Art Therapist

Art Therapists help people deal with issues and emotions by helping them to express themselves through art.

The Role(s)

Art Therapists help people to express themselves through art. They create a secure environment which helps people build their self awareness and self confidence.

Art Therapists work with people of all ages including

  • children
  • young people
  • adults
  • the elderly

Clients may have a range of difficulties such as

  • emotional, behavioural or mental health problems
  • learning or physical disabilities
  • neurological conditions or physical illnesses

You could work one-to-one or in groups.


Skills and abilities

Useful skills include

  • artistic skills and ideas
  • communication skills.

Useful abilities include

  • flexibility
  • resourcefulness
  • resilience
  • sensitivity
  • maturity


Entry Requirements

To practice as an Art Therapist, you must be registered with the Health & Care Professions Council (HCPC).

In order to register with the HCPC, you must first successfully complete an approved postgraduate qualification in Art Therapy. You will usually need a first degree in Art or a relevant subject.

Courses take two years full time or three years part time.

The British Association of Arts Therapists (BAAT) runs an 'Introduction to Art Therapy' course which could help you decide if this is the right career area for you.


Modern Apprenticeships

Modern Apprenticeships offer those aged over 16 paid employment with the opportunity to train for jobs at craft, technician and management level.

Currently, there are no Modern Apprenticeships which would lead directly to a career as an Art Therapist.


Learning and Development

Once qualified, Art Therapists can join the British Association of Arts Therapists (BAAT).

Registered Art Therapists have to keep their skills and knowledge up to date through Continuing Professional Development (CPD).

BAAT runs courses, conferences and seminars where Art Therapists can exchange ideas and update their skills.

You could specialise in a particular type of client such as children, the elderly or offenders or you could become a specialist in a particular issue such as dementia, mental health or palliative care.

As an experienced practitioner, you could become a Senior or Consultant Art Therapist, managing the work of a team of therapists.

You could become the head of an Arts Therapy department, coordinating the work of therapists from other disciplines such as music or dramatherapists. You could also train other Art Therapists. 

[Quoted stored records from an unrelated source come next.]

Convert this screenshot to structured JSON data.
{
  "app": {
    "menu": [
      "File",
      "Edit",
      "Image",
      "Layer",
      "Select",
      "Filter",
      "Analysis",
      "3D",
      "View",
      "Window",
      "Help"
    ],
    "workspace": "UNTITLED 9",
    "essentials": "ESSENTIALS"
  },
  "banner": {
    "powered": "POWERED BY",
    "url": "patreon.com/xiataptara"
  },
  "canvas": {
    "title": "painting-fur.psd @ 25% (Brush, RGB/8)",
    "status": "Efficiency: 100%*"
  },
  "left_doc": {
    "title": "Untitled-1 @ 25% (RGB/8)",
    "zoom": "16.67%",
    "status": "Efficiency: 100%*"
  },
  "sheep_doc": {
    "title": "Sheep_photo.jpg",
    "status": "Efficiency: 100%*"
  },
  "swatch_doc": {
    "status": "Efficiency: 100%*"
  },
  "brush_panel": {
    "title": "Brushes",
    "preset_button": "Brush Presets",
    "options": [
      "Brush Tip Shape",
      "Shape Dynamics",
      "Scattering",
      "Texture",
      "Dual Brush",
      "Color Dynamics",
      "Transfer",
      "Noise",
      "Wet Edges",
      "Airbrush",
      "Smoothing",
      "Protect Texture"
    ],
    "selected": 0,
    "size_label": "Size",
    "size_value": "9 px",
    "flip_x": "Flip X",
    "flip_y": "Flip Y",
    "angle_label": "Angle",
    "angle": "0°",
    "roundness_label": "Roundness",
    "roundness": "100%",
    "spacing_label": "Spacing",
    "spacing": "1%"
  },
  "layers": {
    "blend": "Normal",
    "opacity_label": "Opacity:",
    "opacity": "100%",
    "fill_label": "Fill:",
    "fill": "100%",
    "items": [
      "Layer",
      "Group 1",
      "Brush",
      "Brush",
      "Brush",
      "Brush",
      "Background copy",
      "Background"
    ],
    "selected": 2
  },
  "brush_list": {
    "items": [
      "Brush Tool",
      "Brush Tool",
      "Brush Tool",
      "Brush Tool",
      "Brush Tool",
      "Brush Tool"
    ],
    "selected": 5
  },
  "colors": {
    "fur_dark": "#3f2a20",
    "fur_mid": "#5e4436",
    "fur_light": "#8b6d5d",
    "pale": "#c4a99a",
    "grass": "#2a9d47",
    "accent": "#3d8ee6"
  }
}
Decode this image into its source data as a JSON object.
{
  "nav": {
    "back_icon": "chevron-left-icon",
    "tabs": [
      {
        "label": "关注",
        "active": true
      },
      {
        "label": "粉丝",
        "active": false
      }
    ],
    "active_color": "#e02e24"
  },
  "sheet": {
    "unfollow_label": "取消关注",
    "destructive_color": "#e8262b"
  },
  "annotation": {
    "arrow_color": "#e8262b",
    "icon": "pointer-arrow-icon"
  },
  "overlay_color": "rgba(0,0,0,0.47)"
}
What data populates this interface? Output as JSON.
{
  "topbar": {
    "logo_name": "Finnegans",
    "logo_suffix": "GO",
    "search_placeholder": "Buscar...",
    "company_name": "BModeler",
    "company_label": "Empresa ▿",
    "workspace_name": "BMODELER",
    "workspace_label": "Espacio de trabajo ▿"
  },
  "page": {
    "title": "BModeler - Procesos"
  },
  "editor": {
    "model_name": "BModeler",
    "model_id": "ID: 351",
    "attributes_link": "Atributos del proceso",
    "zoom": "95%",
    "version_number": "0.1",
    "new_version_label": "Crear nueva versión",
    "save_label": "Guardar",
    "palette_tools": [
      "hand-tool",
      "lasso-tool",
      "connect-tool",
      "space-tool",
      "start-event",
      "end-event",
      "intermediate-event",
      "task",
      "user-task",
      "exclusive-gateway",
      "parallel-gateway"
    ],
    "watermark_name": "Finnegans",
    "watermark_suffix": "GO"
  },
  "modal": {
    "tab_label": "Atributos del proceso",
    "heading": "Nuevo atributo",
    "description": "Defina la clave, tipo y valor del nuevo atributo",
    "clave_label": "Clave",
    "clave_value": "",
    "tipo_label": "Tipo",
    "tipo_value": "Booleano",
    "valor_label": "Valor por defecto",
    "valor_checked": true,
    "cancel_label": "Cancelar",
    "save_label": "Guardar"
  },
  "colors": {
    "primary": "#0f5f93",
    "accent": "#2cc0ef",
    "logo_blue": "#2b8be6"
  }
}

Professional Bodies

Find out more information from these professional bodies

British Association of Arts Therapists